Poor eyesight can be sign of heart disease, study suggests
We use your sign-up to provide content in ways you’ve consented to and to improve our understanding of you. This may include adverts from us and 3rd parties based on our understanding. You can unsubscribe at any time. More info
A particular type of age-related macular degeneration (AMD) has been linked to cardiovascular disease. The discovery offers hope that high-street opticians could screen for it and prevent cardiac arrests.
Professor Theodore Smith of Mount Sinai School of Medicine in New York said: “For the first time, we have been able to connect specific high-risk cardiovascular diseases to a specific form of AMD, the one with subretinal drusenoid deposits.”

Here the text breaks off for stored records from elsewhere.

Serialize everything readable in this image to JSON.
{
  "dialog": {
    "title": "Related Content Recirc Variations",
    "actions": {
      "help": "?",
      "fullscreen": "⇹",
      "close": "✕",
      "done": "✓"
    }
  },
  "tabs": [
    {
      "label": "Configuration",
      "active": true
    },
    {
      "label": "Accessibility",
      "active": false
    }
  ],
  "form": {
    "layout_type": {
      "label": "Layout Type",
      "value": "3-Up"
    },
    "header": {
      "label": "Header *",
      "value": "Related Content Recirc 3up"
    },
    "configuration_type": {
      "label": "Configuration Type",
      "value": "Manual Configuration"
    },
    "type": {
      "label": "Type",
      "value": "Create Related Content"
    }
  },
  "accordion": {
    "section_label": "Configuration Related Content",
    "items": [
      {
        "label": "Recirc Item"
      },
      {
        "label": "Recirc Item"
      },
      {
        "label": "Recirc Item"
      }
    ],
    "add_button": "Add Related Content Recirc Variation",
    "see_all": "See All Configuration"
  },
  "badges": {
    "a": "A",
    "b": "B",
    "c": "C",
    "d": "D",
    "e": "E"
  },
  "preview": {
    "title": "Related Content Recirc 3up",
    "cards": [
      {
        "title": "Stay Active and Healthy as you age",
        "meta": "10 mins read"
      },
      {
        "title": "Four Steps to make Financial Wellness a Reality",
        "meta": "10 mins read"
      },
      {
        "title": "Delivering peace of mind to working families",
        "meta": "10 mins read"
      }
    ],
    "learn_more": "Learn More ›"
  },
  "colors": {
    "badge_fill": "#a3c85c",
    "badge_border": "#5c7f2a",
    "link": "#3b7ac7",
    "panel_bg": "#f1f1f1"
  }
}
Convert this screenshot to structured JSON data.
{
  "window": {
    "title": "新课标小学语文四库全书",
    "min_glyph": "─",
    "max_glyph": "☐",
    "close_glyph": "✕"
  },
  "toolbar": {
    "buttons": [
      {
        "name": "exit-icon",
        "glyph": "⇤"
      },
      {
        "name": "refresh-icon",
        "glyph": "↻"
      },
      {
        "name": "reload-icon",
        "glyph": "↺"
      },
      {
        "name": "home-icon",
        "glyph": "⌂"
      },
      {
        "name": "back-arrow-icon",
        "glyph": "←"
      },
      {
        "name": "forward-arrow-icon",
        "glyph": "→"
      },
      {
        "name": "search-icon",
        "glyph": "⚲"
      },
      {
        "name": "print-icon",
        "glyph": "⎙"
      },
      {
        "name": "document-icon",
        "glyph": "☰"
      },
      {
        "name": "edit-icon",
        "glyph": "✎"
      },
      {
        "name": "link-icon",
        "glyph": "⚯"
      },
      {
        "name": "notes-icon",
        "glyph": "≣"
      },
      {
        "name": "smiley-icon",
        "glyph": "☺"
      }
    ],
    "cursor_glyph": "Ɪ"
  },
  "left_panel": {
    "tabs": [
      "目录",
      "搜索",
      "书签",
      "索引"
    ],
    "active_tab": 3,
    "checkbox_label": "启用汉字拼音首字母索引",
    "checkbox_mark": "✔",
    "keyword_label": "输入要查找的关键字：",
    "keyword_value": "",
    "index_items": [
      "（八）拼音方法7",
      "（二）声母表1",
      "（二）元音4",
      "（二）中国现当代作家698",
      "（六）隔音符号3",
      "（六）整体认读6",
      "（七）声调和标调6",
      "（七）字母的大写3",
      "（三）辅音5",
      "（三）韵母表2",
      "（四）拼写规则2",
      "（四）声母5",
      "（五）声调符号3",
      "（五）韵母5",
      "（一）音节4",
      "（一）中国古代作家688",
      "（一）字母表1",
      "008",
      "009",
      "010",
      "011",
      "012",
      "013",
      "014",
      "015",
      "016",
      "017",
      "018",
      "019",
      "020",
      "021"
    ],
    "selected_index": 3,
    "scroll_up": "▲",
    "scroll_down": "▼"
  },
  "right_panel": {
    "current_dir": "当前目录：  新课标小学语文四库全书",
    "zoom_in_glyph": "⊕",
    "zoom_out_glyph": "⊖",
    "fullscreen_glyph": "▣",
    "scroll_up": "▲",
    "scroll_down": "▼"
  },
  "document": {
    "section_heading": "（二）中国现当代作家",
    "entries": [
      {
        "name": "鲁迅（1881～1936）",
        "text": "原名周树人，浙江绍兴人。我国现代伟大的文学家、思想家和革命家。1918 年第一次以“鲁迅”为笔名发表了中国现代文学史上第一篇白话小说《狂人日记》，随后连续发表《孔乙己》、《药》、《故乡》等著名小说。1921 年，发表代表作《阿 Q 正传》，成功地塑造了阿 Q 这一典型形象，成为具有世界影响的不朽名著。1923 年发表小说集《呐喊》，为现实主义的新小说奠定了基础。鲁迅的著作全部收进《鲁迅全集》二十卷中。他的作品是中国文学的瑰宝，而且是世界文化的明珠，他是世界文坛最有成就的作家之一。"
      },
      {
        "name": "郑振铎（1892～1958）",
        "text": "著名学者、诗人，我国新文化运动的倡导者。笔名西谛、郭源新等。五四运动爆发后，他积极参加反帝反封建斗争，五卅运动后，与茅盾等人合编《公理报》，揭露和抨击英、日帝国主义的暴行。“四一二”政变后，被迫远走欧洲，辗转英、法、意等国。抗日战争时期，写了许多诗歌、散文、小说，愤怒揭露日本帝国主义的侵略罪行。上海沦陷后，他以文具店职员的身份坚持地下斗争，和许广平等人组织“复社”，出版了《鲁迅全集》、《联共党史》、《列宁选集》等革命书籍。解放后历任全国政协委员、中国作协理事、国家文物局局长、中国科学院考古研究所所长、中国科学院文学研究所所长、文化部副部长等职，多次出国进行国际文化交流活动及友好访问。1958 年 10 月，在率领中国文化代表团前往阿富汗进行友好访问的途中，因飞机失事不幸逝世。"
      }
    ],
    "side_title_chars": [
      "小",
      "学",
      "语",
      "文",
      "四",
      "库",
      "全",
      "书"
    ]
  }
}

These deposits, known as SDDs, are made up of fatty lipids that form beneath light-sensitive retina cells at the back of the eye and are associated with vision loss. Detection is difficult and requires hi-tech imaging scans.
Prof Smith said the blood supply to the eye is reduced either by heart damage that cuts it throughout the body “or from a blocked neck artery that directly impedes blood flow to the eye”.
He added: “A poor blood supply can cause damage to any part of the body, and with these specific diseases, the destroyed retina and leftover SDDs are that damage. Retinal damage means vision loss, and can lead to blindness.”
AMD is the leading cause of blindness in over-65s and involves damage to the central area of the retina called the macula, responsible for reading and driving vision.
The deposits contain cholesterol and there is no known treatment. An analysis of 200 AMD patients with severe cardiovascular diseases and stroke found they were nine times more likely to have these deposits.
Co-author Dr Richard Rosen said: “This work demonstrates the fact ophthalmologists may be the first physicians to detect systemic disease, especially in patients with no obvious symptoms.
“Detecting SDDs in the retina should trigger a referral to the individual’s primary care provider, especially if no previous cardiologist has been involved. It could prevent a life-threatening cardiac event.”
It is estimated around 40,000 Britons each year develop AMD, which affects everyday activities.
Dr Jagat Narula, at Mount Sinai, urged medical collaboration and studies to “learn which vascular patients should be referred for detection and prevention of blinding disease”.
Source: Read Full Article